If different weight elicitation methods can be used within the same modelling framework, the research question arises whether different methods yield significantly (in statistical sense) different results in terms of weights. This in turn would have an effect on the resulting ranking of the alternatives. This type of investigation is helpful to detect behavioural biases. If we set up an experiment and find that the differences in the results obtained with the different methods are statistically significant, we are in a position to predict how the results are likely to differ using different weighting methods if we apply the multi-criteria analysis to new problems.
This type of analysis has already been carried out. Literature offers a range of experimental studies which, however, have considered decision contexts different from transport. Bell et al.  have considered climate change policies, Borcherding et al.  the siting of nuclear waste repositories, Pöyhönen and Hämäläinen  the evaluation of job alternatives and Schoemaker and Waid  the choice of candidates for college admission.
The results found by these authors are in agreement: the resulting weights do depend on the weighting methodology. Correlation was used as a descriptive measure of the convergence degree between data sets of results. Wherever one method is found to be more correlated with a second one than with a third one the statistical significance of these differences in correlations between pair of methods has been assessed by using p-values as in conventional hypothesis testing practice. In words, the p-values are a measure of the probability that the differences occur only by chance. In particular, it was found that trade-off is an outlier, i.e. it shows low correlations with other methods.

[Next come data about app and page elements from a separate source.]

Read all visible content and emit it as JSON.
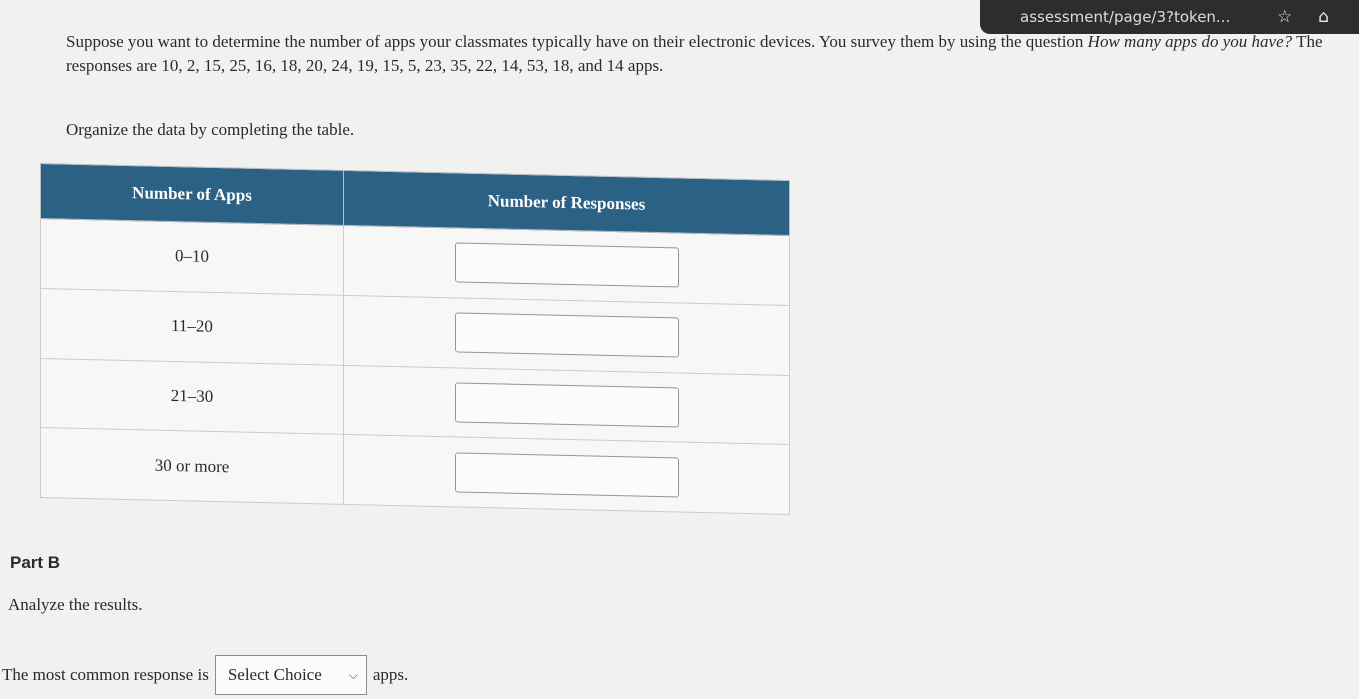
{
  "browser": {
    "url_fragment": "assessment/page/3?token...",
    "icons": [
      "star-icon",
      "extension-icon"
    ]
  },
  "question": {
    "prompt_start": "Suppose you want to determine the number of apps your classmates typically have on their electronic devices. You survey them by using the question ",
    "prompt_question": "How many apps do you have?",
    "prompt_end": " The responses are 10, 2, 15, 25, 16, 18, 20, 24, 19, 15, 5, 23, 35, 22, 14, 53, 18, and 14 apps.",
    "instruction": "Organize the data by completing the table."
  },
  "table": {
    "headers": [
      "Number of Apps",
      "Number of Responses"
    ],
    "rows": [
      {
        "range": "0–10",
        "value": ""
      },
      {
        "range": "11–20",
        "value": ""
      },
      {
        "range": "21–30",
        "value": ""
      },
      {
        "range": "30 or more",
        "value": ""
      }
    ]
  },
  "part_b": {
    "title": "Part B",
    "instruction": "Analyze the results.",
    "sentence_start": "The most common response is",
    "select_value": "Select Choice",
    "sentence_end": "apps."
  }
}
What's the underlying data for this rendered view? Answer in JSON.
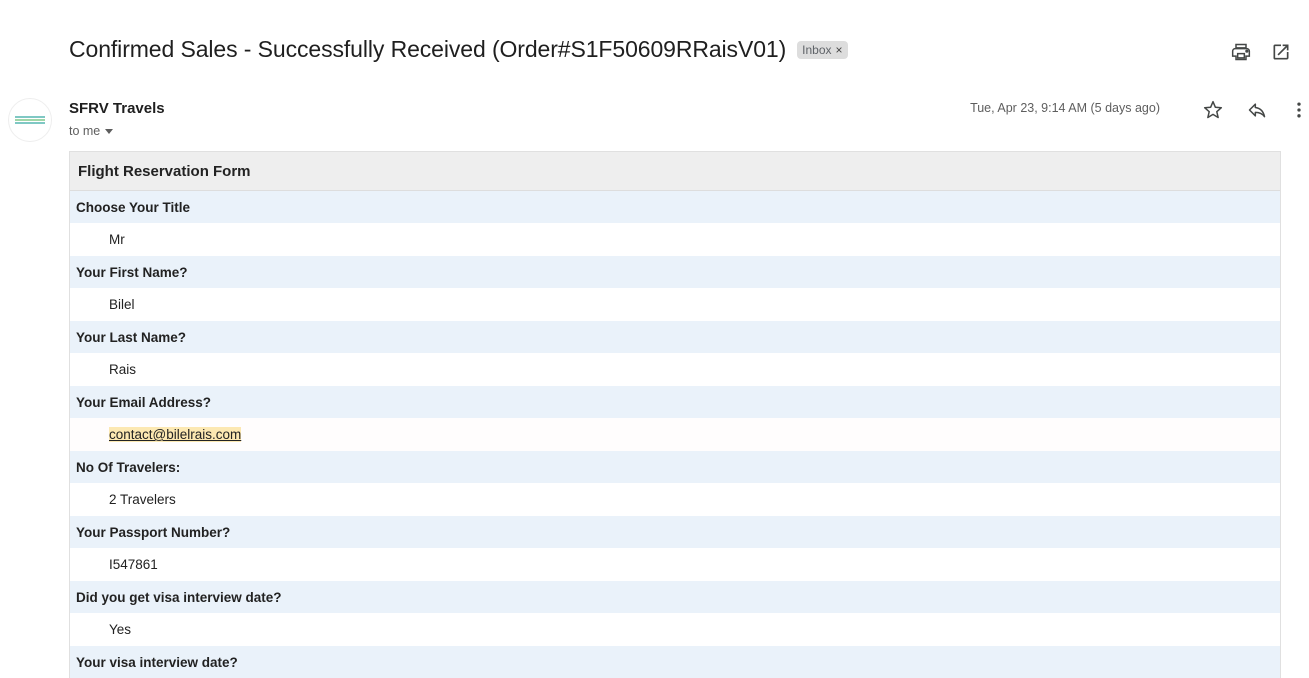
{
  "subject": "Confirmed Sales - Successfully Received (Order#S1F50609RRaisV01)",
  "label": {
    "text": "Inbox",
    "remove_glyph": "×"
  },
  "toolbar": {
    "icons": [
      "print-icon",
      "open-in-new-window-icon"
    ]
  },
  "sender": {
    "name": "SFRV Travels",
    "recipient": "to me"
  },
  "date": "Tue, Apr 23, 9:14 AM (5 days ago)",
  "message_actions": {
    "icons": [
      "star-icon",
      "reply-icon",
      "more-vert-icon"
    ]
  },
  "form": {
    "title": "Flight Reservation Form",
    "fields": [
      {
        "question": "Choose Your Title",
        "answer": "Mr"
      },
      {
        "question": "Your First Name?",
        "answer": "Bilel"
      },
      {
        "question": "Your Last Name?",
        "answer": "Rais"
      },
      {
        "question": "Your Email Address?",
        "answer": "contact@bilelrais.com"
      },
      {
        "question": "No Of Travelers:",
        "answer": "2 Travelers"
      },
      {
        "question": "Your Passport Number?",
        "answer": "I547861"
      },
      {
        "question": "Did you get visa interview date?",
        "answer": "Yes"
      },
      {
        "question": "Your visa interview date?",
        "answer": ""
      }
    ]
  }
}
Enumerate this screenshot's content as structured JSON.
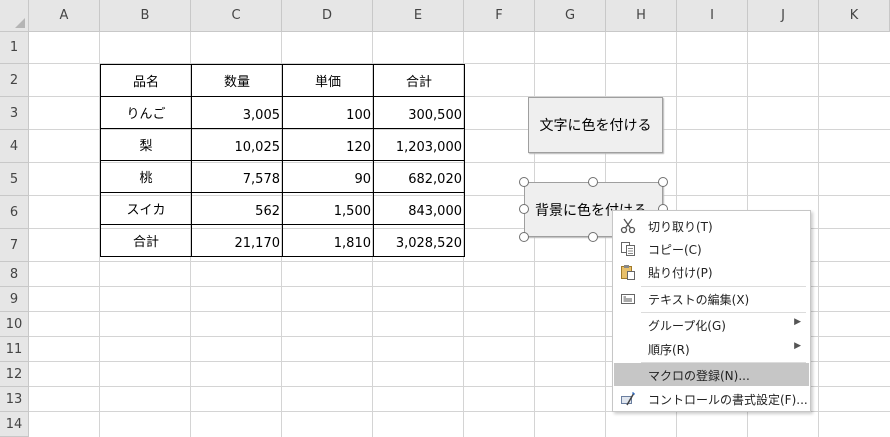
{
  "columns": [
    "A",
    "B",
    "C",
    "D",
    "E",
    "F",
    "G",
    "H",
    "I",
    "J",
    "K"
  ],
  "rows": [
    "1",
    "2",
    "3",
    "4",
    "5",
    "6",
    "7",
    "8",
    "9",
    "10",
    "11",
    "12",
    "13",
    "14"
  ],
  "table": {
    "header": [
      "品名",
      "数量",
      "単価",
      "合計"
    ],
    "rows": [
      [
        "りんご",
        "3,005",
        "100",
        "300,500"
      ],
      [
        "梨",
        "10,025",
        "120",
        "1,203,000"
      ],
      [
        "桃",
        "7,578",
        "90",
        "682,020"
      ],
      [
        "スイカ",
        "562",
        "1,500",
        "843,000"
      ],
      [
        "合計",
        "21,170",
        "1,810",
        "3,028,520"
      ]
    ]
  },
  "buttons": {
    "text_color": "文字に色を付ける",
    "bg_color": "背景に色を付ける"
  },
  "context_menu": {
    "items": [
      {
        "label": "切り取り(T)",
        "icon": "scissors-icon"
      },
      {
        "label": "コピー(C)",
        "icon": "copy-icon"
      },
      {
        "label": "貼り付け(P)",
        "icon": "paste-icon"
      },
      {
        "label": "テキストの編集(X)",
        "icon": "edit-text-icon"
      },
      {
        "label": "グループ化(G)",
        "submenu": true
      },
      {
        "label": "順序(R)",
        "submenu": true
      },
      {
        "label": "マクロの登録(N)...",
        "highlighted": true
      },
      {
        "label": "コントロールの書式設定(F)...",
        "icon": "format-control-icon"
      }
    ]
  },
  "colors": {
    "header_bg": "#e6e6e6",
    "gridline": "#d4d4d4",
    "menu_highlight": "#c6c6c6"
  }
}
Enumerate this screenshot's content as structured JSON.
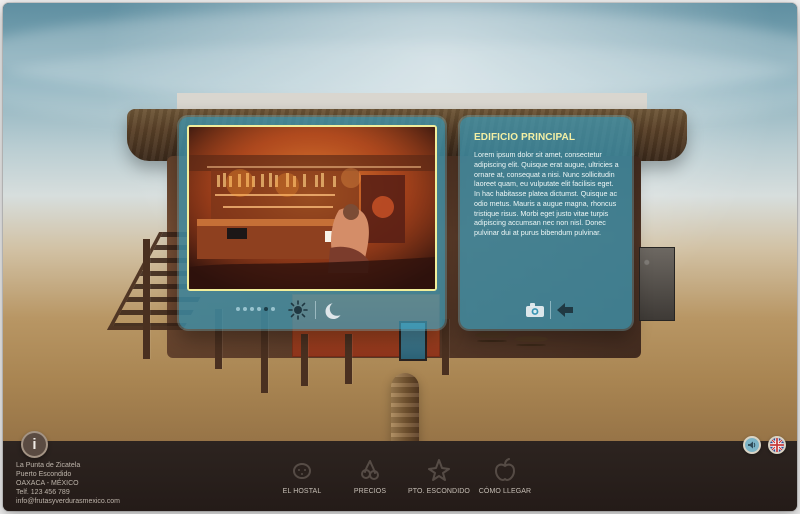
{
  "scene": {
    "title": "EDIFICIO PRINCIPAL",
    "description": "Lorem ipsum dolor sit amet, consectetur adipiscing elit. Quisque erat augue, ultricies a ornare at, consequat a nisi. Nunc sollicitudin laoreet quam, eu vulputate elit facilisis eget. In hac habitasse platea dictumst. Quisque ac odio metus. Mauris a augue magna, rhoncus tristique risus. Morbi eget justo vitae turpis adipiscing accumsan nec non nisl. Donec pulvinar dui at purus bibendum pulvinar."
  },
  "gallery": {
    "dot_count": 6,
    "active_dot_index": 4
  },
  "contact": {
    "lines": [
      "La Punta de Zicatela",
      "Puerto Escondido",
      "OAXACA - MÉXICO",
      "Telf. 123 456 789",
      "info@frutasyverdurasmexico.com"
    ]
  },
  "navigation": {
    "items": [
      {
        "label": "EL HOSTAL",
        "icon": "coconut-icon"
      },
      {
        "label": "PRECIOS",
        "icon": "cherries-icon"
      },
      {
        "label": "PTO. ESCONDIDO",
        "icon": "starfruit-icon"
      },
      {
        "label": "CÓMO LLEGAR",
        "icon": "apple-icon"
      }
    ]
  },
  "controls": {
    "info": "i",
    "language": "uk-flag-icon",
    "volume": "volume-icon",
    "day": "sun-icon",
    "night": "moon-icon",
    "camera": "camera-icon",
    "back": "arrow-left-icon"
  },
  "colors": {
    "accent": "#2ea7cd",
    "panel": "#3d9bb9",
    "title": "#f4f0a5",
    "footer": "#2b201e"
  }
}
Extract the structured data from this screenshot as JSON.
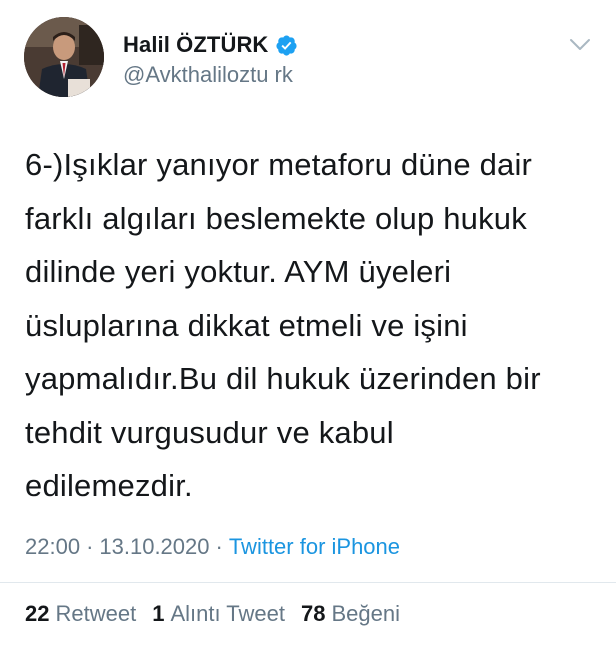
{
  "user": {
    "display_name": "Halil ÖZTÜRK",
    "handle": "@Avkthaliloztu rk",
    "verified": true
  },
  "icons": {
    "verified": "verified-badge-icon",
    "menu": "chevron-down-icon"
  },
  "tweet": {
    "text": "6-)Işıklar yanıyor metaforu düne dair\nfarklı algıları beslemekte olup hukuk\ndilinde yeri yoktur. AYM üyeleri\nüsluplarına dikkat etmeli ve işini\nyapmalıdır.Bu dil hukuk üzerinden bir\ntehdit vurgusudur ve kabul\nedilemezdir."
  },
  "meta": {
    "time": "22:00",
    "separator": "·",
    "date": "13.10.2020",
    "source": "Twitter for iPhone"
  },
  "stats": {
    "retweets_count": "22",
    "retweets_label": "Retweet",
    "quotes_count": "1",
    "quotes_label": "Alıntı Tweet",
    "likes_count": "78",
    "likes_label": "Beğeni"
  },
  "colors": {
    "primary_text": "#14171a",
    "secondary_text": "#657786",
    "link": "#1b95e0",
    "verified": "#1da1f2"
  }
}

The paper considers MAVT models and presents the results of an experiment aimed at assessing if the weights obtained with different weight elicitation methods are different in a statistically significant sense. Methods compared include ratio with swings, AHP scale with swings, trade-off. The experiment is carried out for a decision between layout alternatives of a metro line. The paper also reports on the insight which the experiment has provided on how the attributes of the alternatives should be described by indicators so that individuals can attach a value to them. Thus the paper contributes both to suggesting how MAVT should be applied to transport projects and to highlighting the differences in weights that can be expected when different weighting methods are used.